**WHAT THIS TASK INVOLVES**
Filter these entries so that only lines with the word "TrapLife" remain.

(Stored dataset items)
---------------

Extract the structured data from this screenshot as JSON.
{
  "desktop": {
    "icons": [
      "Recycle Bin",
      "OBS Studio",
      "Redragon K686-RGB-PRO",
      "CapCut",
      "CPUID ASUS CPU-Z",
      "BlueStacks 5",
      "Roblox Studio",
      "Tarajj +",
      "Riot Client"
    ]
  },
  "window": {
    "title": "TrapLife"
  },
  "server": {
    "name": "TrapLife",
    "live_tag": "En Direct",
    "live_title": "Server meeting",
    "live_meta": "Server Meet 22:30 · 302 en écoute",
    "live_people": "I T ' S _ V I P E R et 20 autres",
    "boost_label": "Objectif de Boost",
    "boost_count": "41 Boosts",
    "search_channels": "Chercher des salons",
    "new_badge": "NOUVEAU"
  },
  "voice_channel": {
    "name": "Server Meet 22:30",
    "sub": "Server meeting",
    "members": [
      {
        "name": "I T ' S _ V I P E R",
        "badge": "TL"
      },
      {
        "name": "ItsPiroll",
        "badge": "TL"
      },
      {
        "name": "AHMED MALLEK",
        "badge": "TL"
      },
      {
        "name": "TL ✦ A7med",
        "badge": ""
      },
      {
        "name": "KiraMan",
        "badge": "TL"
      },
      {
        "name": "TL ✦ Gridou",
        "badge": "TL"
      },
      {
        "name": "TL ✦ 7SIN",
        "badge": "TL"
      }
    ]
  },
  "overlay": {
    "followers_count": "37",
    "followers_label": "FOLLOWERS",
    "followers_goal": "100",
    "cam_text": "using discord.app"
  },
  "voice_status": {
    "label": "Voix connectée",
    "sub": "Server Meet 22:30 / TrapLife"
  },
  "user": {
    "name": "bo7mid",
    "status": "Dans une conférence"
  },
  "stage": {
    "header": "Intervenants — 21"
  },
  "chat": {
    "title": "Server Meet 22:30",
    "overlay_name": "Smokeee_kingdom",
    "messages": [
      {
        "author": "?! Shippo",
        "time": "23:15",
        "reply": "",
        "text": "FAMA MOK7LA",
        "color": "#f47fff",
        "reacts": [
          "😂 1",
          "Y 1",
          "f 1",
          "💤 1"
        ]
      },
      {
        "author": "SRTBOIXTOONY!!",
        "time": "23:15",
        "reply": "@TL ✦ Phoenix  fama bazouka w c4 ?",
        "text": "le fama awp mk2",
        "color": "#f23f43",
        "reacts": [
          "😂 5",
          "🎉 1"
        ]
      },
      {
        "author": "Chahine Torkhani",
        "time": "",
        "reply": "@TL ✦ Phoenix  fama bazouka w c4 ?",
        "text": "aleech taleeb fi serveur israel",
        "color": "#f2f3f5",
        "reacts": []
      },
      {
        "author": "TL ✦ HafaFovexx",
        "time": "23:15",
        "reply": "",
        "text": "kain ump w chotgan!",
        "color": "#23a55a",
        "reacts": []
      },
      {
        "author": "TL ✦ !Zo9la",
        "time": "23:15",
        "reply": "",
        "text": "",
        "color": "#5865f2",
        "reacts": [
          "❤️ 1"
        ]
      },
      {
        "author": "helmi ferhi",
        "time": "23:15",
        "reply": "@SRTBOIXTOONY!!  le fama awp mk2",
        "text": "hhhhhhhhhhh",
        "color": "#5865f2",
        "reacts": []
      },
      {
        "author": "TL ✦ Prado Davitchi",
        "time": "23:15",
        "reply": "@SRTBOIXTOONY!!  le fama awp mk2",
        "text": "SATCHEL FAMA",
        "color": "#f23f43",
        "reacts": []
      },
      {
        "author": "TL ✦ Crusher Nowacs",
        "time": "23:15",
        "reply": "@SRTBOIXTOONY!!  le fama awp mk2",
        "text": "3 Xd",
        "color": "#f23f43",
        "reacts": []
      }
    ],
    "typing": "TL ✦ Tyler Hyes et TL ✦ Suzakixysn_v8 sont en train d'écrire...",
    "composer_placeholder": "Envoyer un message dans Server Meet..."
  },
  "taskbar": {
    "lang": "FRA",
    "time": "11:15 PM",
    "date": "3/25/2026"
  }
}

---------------

**ANSWER SECTION**
    "title": "TrapLife"
    "name": "TrapLife",
    "sub": "Server Meet 22:30 / TrapLife"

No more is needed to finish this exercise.